> Page and application data records
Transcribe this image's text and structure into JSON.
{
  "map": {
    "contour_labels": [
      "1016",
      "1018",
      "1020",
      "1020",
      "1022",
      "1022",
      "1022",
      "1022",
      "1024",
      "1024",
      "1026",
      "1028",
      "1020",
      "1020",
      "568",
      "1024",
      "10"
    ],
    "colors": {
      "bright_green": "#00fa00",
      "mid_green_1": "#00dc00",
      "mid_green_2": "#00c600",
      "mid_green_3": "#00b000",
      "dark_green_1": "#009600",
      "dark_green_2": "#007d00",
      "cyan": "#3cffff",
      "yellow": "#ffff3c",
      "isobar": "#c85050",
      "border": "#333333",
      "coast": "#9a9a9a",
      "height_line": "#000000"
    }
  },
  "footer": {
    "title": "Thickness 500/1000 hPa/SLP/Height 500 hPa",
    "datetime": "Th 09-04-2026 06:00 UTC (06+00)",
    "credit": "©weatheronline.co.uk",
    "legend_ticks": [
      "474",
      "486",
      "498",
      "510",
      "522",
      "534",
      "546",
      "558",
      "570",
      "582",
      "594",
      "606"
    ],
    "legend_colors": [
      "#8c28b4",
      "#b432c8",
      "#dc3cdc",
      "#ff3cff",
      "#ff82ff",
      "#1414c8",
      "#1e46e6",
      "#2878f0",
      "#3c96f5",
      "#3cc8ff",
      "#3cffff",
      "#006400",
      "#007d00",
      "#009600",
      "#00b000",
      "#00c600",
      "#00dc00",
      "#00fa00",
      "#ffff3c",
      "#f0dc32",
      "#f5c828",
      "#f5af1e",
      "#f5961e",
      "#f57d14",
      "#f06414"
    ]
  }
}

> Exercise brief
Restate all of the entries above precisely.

> Written solution
Transcribe this image's text and structure into JSON.
{
  "map": {
    "contour_labels": [
      "1016",
      "1018",
      "1020",
      "1020",
      "1022",
      "1022",
      "1022",
      "1022",
      "1024",
      "1024",
      "1026",
      "1028",
      "1020",
      "1020",
      "568",
      "1024",
      "10"
    ],
    "colors": {
      "bright_green": "#00fa00",
      "mid_green_1": "#00dc00",
      "mid_green_2": "#00c600",
      "mid_green_3": "#00b000",
      "dark_green_1": "#009600",
      "dark_green_2": "#007d00",
      "cyan": "#3cffff",
      "yellow": "#ffff3c",
      "isobar": "#c85050",
      "border": "#333333",
      "coast": "#9a9a9a",
      "height_line": "#000000"
    }
  },
  "footer": {
    "title": "Thickness 500/1000 hPa/SLP/Height 500 hPa",
    "datetime": "Th 09-04-2026 06:00 UTC (06+00)",
    "credit": "©weatheronline.co.uk",
    "legend_ticks": [
      "474",
      "486",
      "498",
      "510",
      "522",
      "534",
      "546",
      "558",
      "570",
      "582",
      "594",
      "606"
    ],
    "legend_colors": [
      "#8c28b4",
      "#b432c8",
      "#dc3cdc",
      "#ff3cff",
      "#ff82ff",
      "#1414c8",
      "#1e46e6",
      "#2878f0",
      "#3c96f5",
      "#3cc8ff",
      "#3cffff",
      "#006400",
      "#007d00",
      "#009600",
      "#00b000",
      "#00c600",
      "#00dc00",
      "#00fa00",
      "#ffff3c",
      "#f0dc32",
      "#f5c828",
      "#f5af1e",
      "#f5961e",
      "#f57d14",
      "#f06414"
    ]
  }
}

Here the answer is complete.